You'll notice that I've not really spent all that much talking about national polls much less national tracking polls in our electoral college analyses. They are important, but only to a point. I obviously prefer the state level polls -- though the two are linked in some ways -- due to the way the US presidential election is structured. Having said that, Obama crossed over 50% in both the Gallup and Rasmussen tracking polls today. I find that that to be significant for one main reason: typically September polls are better predictors of the ultimate outcome than those released immediately prior to the election.*
Now Democrats, I don't want to get your hopes up. [It has happened before (see 2000 and 2004).] However, if Obama is able to maintain this level of support through the next couple of weeks (And that is far from a sure thing, folks.), regardless of the fluctuations on McCain's side and thus the margins of the race, he theoretically should be looking pretty good for the general election. Again, this is just one facet of the robust polling regime we have at our disposal. If both the national polls (not the tracking polls) and the polls in certain states are also favorable to Obama over this period, then things will be looking up for the Illinois senator.

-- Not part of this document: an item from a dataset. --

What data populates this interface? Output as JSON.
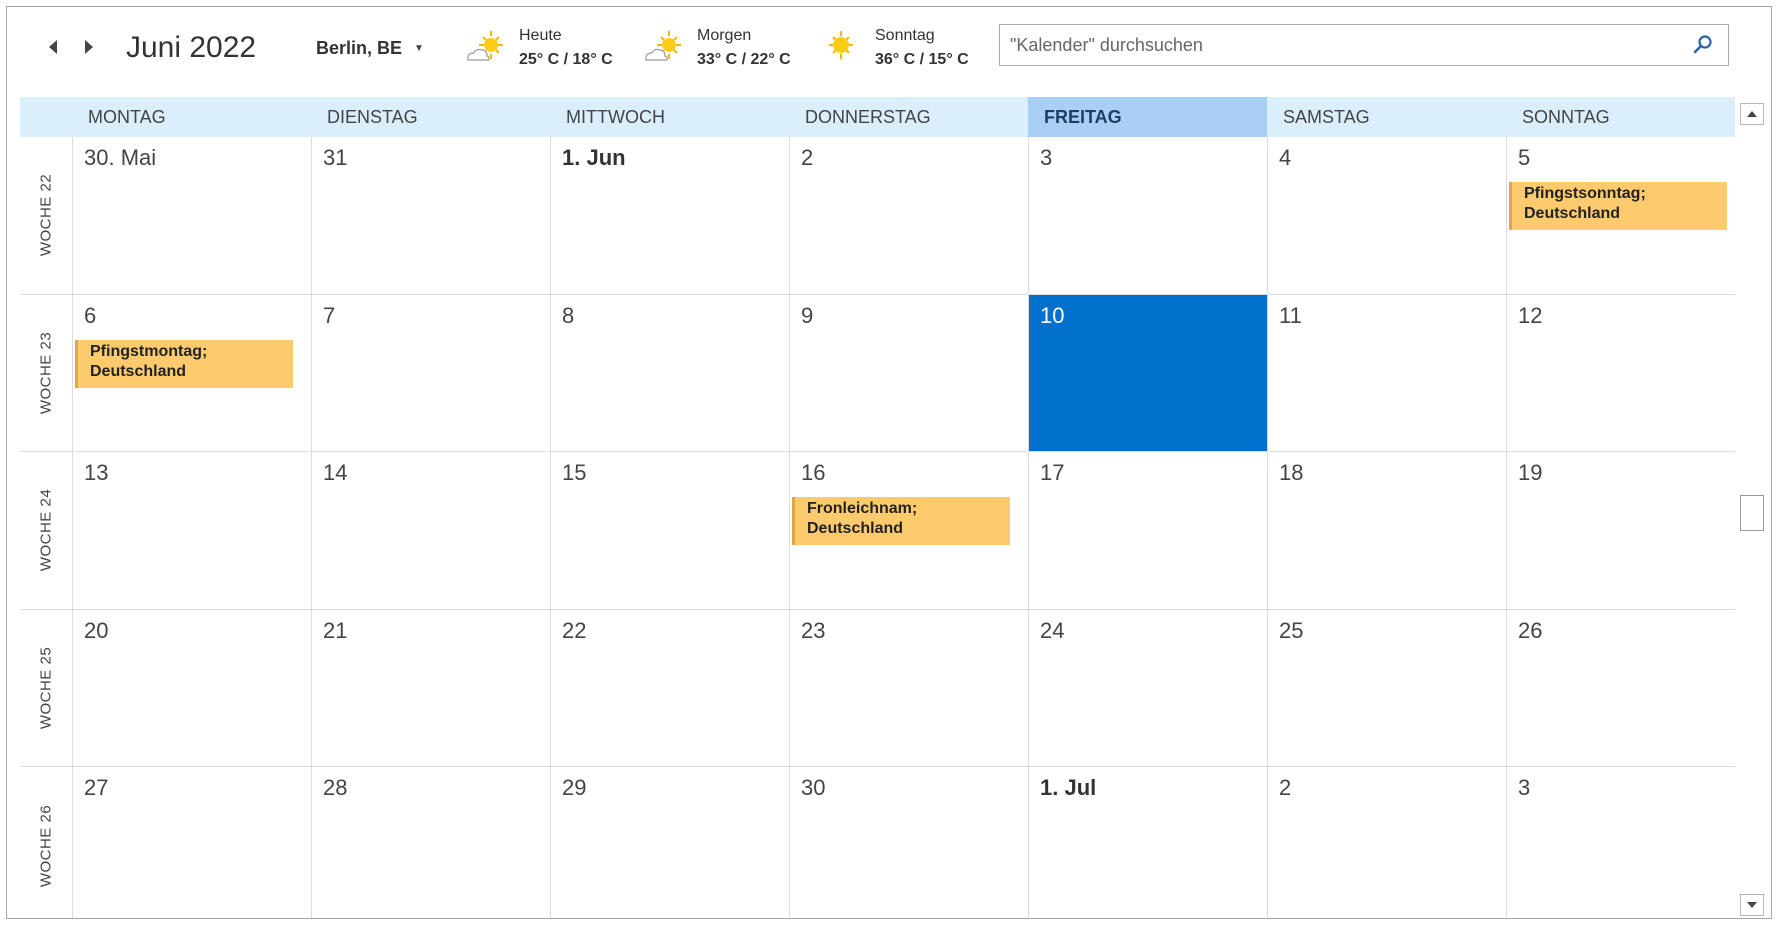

Starting tonight, though, the Republicans will start having a bigger say in the matter. Still breaking that 50% mark is worth noting.
*James Campbell has used Labor Day polls in his forecasting models in the past. Speaking of forecasting, following the American Political Science Association meeting in Boston this past weekend, most of those models are out. Here is a link to a synopsis of several of them.
Thanks to Paul Gurian via Del Dunn for the forecasting link.
And What About the Green Party?
It's Never as Easy as Taking Away Half the Delegates
The Electoral College Map (8/31/08)